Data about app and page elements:

* * * * *

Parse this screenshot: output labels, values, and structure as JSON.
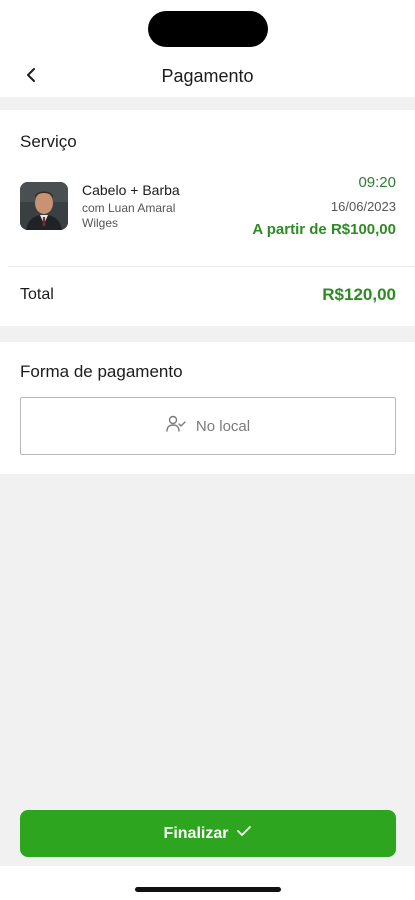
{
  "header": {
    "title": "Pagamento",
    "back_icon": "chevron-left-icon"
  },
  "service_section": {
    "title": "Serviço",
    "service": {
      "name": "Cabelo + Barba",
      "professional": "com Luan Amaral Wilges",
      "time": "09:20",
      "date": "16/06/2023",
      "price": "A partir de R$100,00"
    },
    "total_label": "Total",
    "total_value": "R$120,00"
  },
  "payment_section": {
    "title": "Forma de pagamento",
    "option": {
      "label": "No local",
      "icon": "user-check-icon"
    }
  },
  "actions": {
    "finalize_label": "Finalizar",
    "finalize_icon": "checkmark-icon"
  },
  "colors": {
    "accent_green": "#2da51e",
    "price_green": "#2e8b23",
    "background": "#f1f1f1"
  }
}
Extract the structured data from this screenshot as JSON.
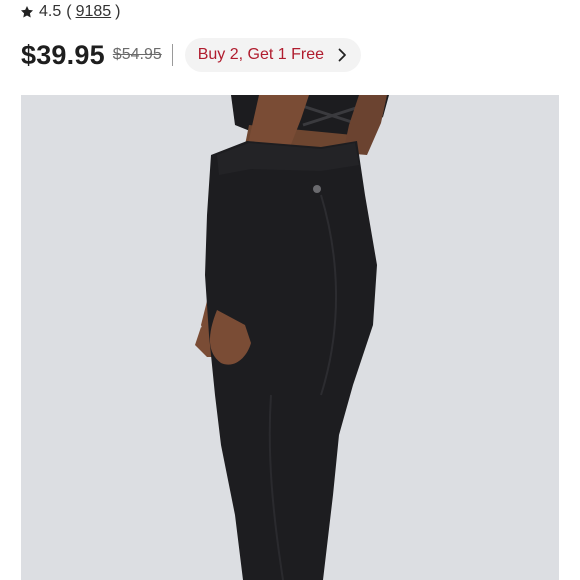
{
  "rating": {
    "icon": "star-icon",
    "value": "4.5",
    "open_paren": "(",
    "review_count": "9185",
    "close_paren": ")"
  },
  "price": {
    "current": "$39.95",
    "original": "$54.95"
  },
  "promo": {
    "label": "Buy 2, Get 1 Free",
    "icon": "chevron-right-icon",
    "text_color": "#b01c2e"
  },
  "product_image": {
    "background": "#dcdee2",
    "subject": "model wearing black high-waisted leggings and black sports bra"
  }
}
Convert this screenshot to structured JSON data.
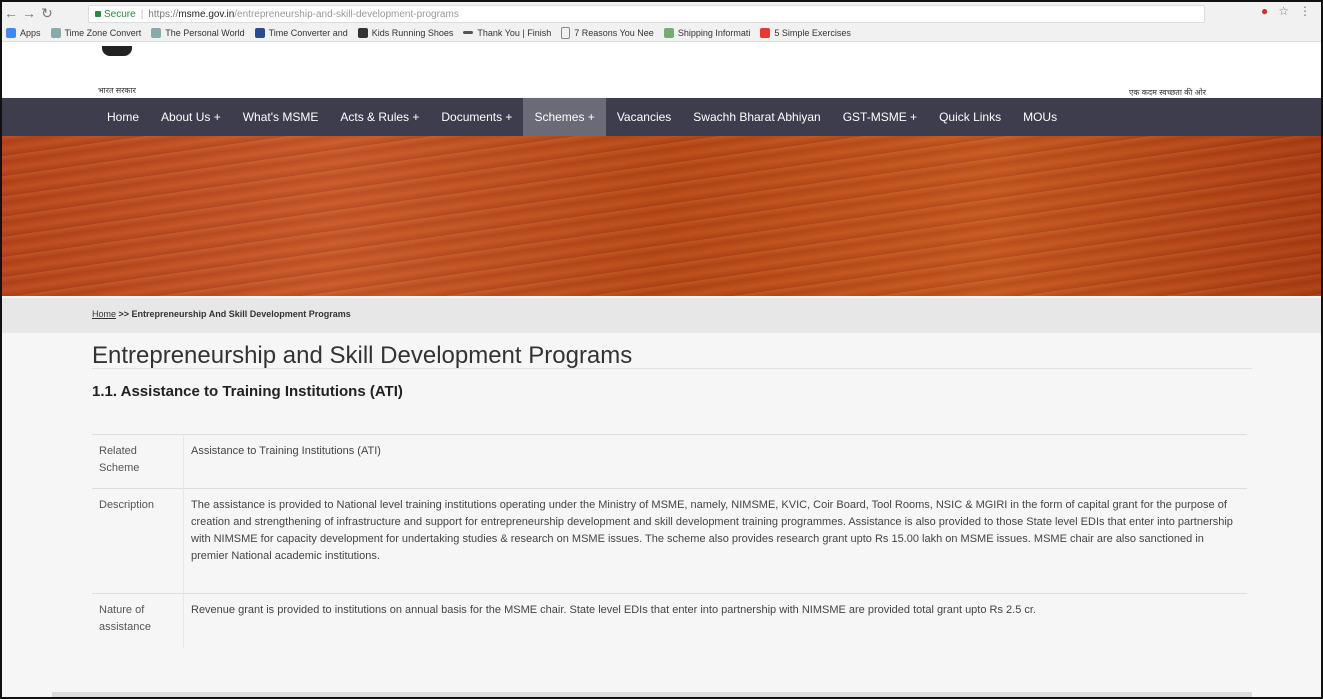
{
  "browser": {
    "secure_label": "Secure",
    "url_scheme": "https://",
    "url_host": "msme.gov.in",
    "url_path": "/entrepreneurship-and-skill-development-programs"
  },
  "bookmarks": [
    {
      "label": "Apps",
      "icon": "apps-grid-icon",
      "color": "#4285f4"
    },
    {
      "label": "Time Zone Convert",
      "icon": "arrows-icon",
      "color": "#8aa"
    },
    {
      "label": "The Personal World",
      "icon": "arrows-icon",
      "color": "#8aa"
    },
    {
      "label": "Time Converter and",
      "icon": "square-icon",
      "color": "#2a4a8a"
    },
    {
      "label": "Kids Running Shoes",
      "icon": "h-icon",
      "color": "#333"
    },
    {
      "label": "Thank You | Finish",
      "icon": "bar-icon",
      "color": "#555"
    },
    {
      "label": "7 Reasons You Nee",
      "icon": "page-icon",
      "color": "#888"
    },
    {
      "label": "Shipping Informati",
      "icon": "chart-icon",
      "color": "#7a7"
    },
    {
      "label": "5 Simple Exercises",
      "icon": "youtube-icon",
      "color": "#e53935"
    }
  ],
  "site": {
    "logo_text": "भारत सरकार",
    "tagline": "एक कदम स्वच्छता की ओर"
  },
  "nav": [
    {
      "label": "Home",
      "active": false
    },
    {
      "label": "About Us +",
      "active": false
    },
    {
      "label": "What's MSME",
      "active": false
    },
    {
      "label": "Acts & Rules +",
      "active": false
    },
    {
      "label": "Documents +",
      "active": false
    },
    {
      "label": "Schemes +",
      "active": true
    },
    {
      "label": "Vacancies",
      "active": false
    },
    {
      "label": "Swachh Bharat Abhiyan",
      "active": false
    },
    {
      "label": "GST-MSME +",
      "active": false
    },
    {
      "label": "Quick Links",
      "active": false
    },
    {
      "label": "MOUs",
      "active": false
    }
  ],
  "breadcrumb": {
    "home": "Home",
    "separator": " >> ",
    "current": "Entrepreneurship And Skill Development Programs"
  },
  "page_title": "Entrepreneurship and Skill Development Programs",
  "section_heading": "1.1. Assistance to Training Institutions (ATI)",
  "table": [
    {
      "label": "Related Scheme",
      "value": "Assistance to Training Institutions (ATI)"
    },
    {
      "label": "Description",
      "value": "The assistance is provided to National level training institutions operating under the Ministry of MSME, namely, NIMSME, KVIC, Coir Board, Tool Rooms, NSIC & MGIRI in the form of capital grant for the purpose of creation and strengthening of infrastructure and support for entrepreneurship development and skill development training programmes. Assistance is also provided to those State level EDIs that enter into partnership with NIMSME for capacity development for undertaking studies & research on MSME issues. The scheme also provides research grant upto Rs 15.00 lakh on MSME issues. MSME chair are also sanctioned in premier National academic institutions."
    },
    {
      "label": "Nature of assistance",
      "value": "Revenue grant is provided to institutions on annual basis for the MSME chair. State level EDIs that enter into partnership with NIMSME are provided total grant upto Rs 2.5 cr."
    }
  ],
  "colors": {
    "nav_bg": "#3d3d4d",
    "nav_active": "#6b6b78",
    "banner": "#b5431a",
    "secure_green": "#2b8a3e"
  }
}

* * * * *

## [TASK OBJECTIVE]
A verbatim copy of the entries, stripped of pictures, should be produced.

## [RESULT OF THE TASK]
Parse this screenshot: output labels, values, and structure as JSON.
{
  "header": {
    "title": "Pagamento",
    "back_icon": "chevron-left-icon"
  },
  "service_section": {
    "title": "Serviço",
    "service": {
      "name": "Cabelo + Barba",
      "professional": "com Luan Amaral Wilges",
      "time": "09:20",
      "date": "16/06/2023",
      "price": "A partir de R$100,00"
    },
    "total_label": "Total",
    "total_value": "R$120,00"
  },
  "payment_section": {
    "title": "Forma de pagamento",
    "option": {
      "label": "No local",
      "icon": "user-check-icon"
    }
  },
  "actions": {
    "finalize_label": "Finalizar",
    "finalize_icon": "checkmark-icon"
  },
  "colors": {
    "accent_green": "#2da51e",
    "price_green": "#2e8b23",
    "background": "#f1f1f1"
  }
}
Extract the structured data from this screenshot as JSON.
{
  "rating": {
    "icon": "star-icon",
    "value": "4.5",
    "open_paren": "(",
    "review_count": "9185",
    "close_paren": ")"
  },
  "price": {
    "current": "$39.95",
    "original": "$54.95"
  },
  "promo": {
    "label": "Buy 2, Get 1 Free",
    "icon": "chevron-right-icon",
    "text_color": "#b01c2e"
  },
  "product_image": {
    "background": "#dcdee2",
    "subject": "model wearing black high-waisted leggings and black sports bra"
  }
}
Convert this screenshot to structured JSON data.
{
  "browser": {
    "secure_label": "Secure",
    "url_scheme": "https://",
    "url_host": "msme.gov.in",
    "url_path": "/entrepreneurship-and-skill-development-programs"
  },
  "bookmarks": [
    {
      "label": "Apps",
      "icon": "apps-grid-icon",
      "color": "#4285f4"
    },
    {
      "label": "Time Zone Convert",
      "icon": "arrows-icon",
      "color": "#8aa"
    },
    {
      "label": "The Personal World",
      "icon": "arrows-icon",
      "color": "#8aa"
    },
    {
      "label": "Time Converter and",
      "icon": "square-icon",
      "color": "#2a4a8a"
    },
    {
      "label": "Kids Running Shoes",
      "icon": "h-icon",
      "color": "#333"
    },
    {
      "label": "Thank You | Finish",
      "icon": "bar-icon",
      "color": "#555"
    },
    {
      "label": "7 Reasons You Nee",
      "icon": "page-icon",
      "color": "#888"
    },
    {
      "label": "Shipping Informati",
      "icon": "chart-icon",
      "color": "#7a7"
    },
    {
      "label": "5 Simple Exercises",
      "icon": "youtube-icon",
      "color": "#e53935"
    }
  ],
  "site": {
    "logo_text": "भारत सरकार",
    "tagline": "एक कदम स्वच्छता की ओर"
  },
  "nav": [
    {
      "label": "Home",
      "active": false
    },
    {
      "label": "About Us +",
      "active": false
    },
    {
      "label": "What's MSME",
      "active": false
    },
    {
      "label": "Acts & Rules +",
      "active": false
    },
    {
      "label": "Documents +",
      "active": false
    },
    {
      "label": "Schemes +",
      "active": true
    },
    {
      "label": "Vacancies",
      "active": false
    },
    {
      "label": "Swachh Bharat Abhiyan",
      "active": false
    },
    {
      "label": "GST-MSME +",
      "active": false
    },
    {
      "label": "Quick Links",
      "active": false
    },
    {
      "label": "MOUs",
      "active": false
    }
  ],
  "breadcrumb": {
    "home": "Home",
    "separator": " >> ",
    "current": "Entrepreneurship And Skill Development Programs"
  },
  "page_title": "Entrepreneurship and Skill Development Programs",
  "section_heading": "1.1. Assistance to Training Institutions (ATI)",
  "table": [
    {
      "label": "Related Scheme",
      "value": "Assistance to Training Institutions (ATI)"
    },
    {
      "label": "Description",
      "value": "The assistance is provided to National level training institutions operating under the Ministry of MSME, namely, NIMSME, KVIC, Coir Board, Tool Rooms, NSIC & MGIRI in the form of capital grant for the purpose of creation and strengthening of infrastructure and support for entrepreneurship development and skill development training programmes. Assistance is also provided to those State level EDIs that enter into partnership with NIMSME for capacity development for undertaking studies & research on MSME issues. The scheme also provides research grant upto Rs 15.00 lakh on MSME issues. MSME chair are also sanctioned in premier National academic institutions."
    },
    {
      "label": "Nature of assistance",
      "value": "Revenue grant is provided to institutions on annual basis for the MSME chair. State level EDIs that enter into partnership with NIMSME are provided total grant upto Rs 2.5 cr."
    }
  ],
  "colors": {
    "nav_bg": "#3d3d4d",
    "nav_active": "#6b6b78",
    "banner": "#b5431a",
    "secure_green": "#2b8a3e"
  }
}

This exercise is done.